The hindrance to entering fully into the joyousness of a New England winter, except far inland among the mountains, is the south wind. It is a grateful wind, and has done more, I suspect, to demoralize society than any other. It is not necessary to remember that it filled the silken sails of Cleopatra’s galley. It blows over New England every few days, and is in some portions of it the prevailing wind. That it brings the soft clouds, and sometimes continues long enough to almost deceive the expectant buds of the fruit trees, and to tempt the robin from the secluded evergreen copses, may be nothing; but it takes the tone out of the mind, and engenders discontent, making one long for the tropics; it feeds the weakened imagination on palm-leaves and the lotus. Before we know it we become demoralized, and shrink from the tonic of the sudden change to sharp weather, as the steamed hydropathic patient does from the plunge. It is the insidious temptation that assails us when we are braced up to profit by the invigorating rigor of winter.
Perhaps the influence of the four great winds on character is only a fancied one; but it is evident on temperament, which is not altogether a matter of temperature, although the good old deacon used to say, in his humble, simple way, that his third wife was a very good woman, but her “temperature was very different from that of the other two.” The north wind is full of courage, and puts the stamina of endurance into a man, and it probably would into a woman too if there were a series of resolutions passed to that effect. The west wind is hopeful; it has promise and adventure in it, and is, except to Atlantic voyagers America-bound, the best wind that ever blew. The east wind is peevishness; it is mental rheumatism and grumbling, and curls one up in the chimney-corner like a cat. And if the chimney ever smokes, it smokes when the wind sits in that quarter. The south wind is full of longing and unrest, of effeminate suggestions of luxurious ease, and perhaps we might say of modern poetry,—at any rate, modern poetry needs a change of air. I am not sure but the south is the most powerful of the winds, because of its sweet persuasiveness. Nothing so stirs the blood in spring, when it comes up out of the tropical latitude; it makes men “longen to gon on pilgrimages.”

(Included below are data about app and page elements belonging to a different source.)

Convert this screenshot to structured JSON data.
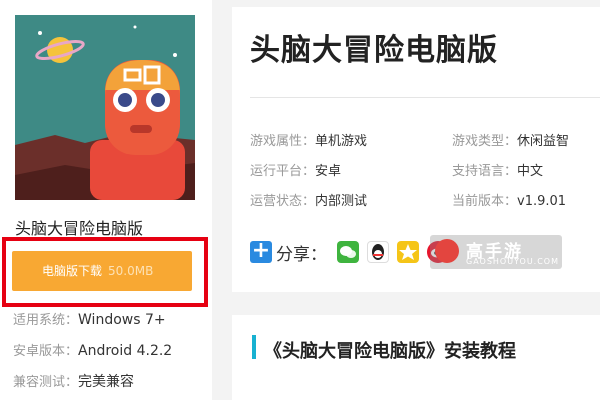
{
  "app": {
    "name": "头脑大冒险电脑版",
    "title": "头脑大冒险电脑版"
  },
  "download": {
    "label": "电脑版下载",
    "size": "50.0MB"
  },
  "specs": [
    {
      "label": "适用系统：",
      "value": "Windows 7+"
    },
    {
      "label": "安卓版本：",
      "value": "Android 4.2.2"
    },
    {
      "label": "兼容测试：",
      "value": "完美兼容"
    }
  ],
  "attributes": [
    {
      "label": "游戏属性：",
      "value": "单机游戏"
    },
    {
      "label": "游戏类型：",
      "value": "休闲益智"
    },
    {
      "label": "运行平台：",
      "value": "安卓"
    },
    {
      "label": "支持语言：",
      "value": "中文"
    },
    {
      "label": "运营状态：",
      "value": "内部测试"
    },
    {
      "label": "当前版本：",
      "value": "v1.9.01"
    }
  ],
  "share": {
    "label": "分享：",
    "icons": [
      "wechat-icon",
      "qq-icon",
      "qzone-icon",
      "weibo-icon"
    ]
  },
  "watermark": {
    "text": "高手游",
    "sub": "GAOSHOUYOU.COM"
  },
  "tutorial": {
    "title": "《头脑大冒险电脑版》安装教程"
  },
  "colors": {
    "download_button": "#f8a833",
    "highlight_frame": "#e60012",
    "accent_bar": "#18b1d1"
  }
}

I did intend to insert here a little poem (as it is quite proper to do in an essay) on the south wind, composed by the Young Lady Staying With Us, beginning,—
“Out of a drifting southern
My soul heard the night-bird cry,”
but it never got any farther than this. The Young Lady said it was exceedingly difficult to write the next two lines, because not only rhyme but meaning had to be procured. And this is true; anybody can write first lines, and that is probably the reason we have so many poems which seem to have been begun in just this way, that is, with a south-wind-longing without any thought in it, and it is very fortunate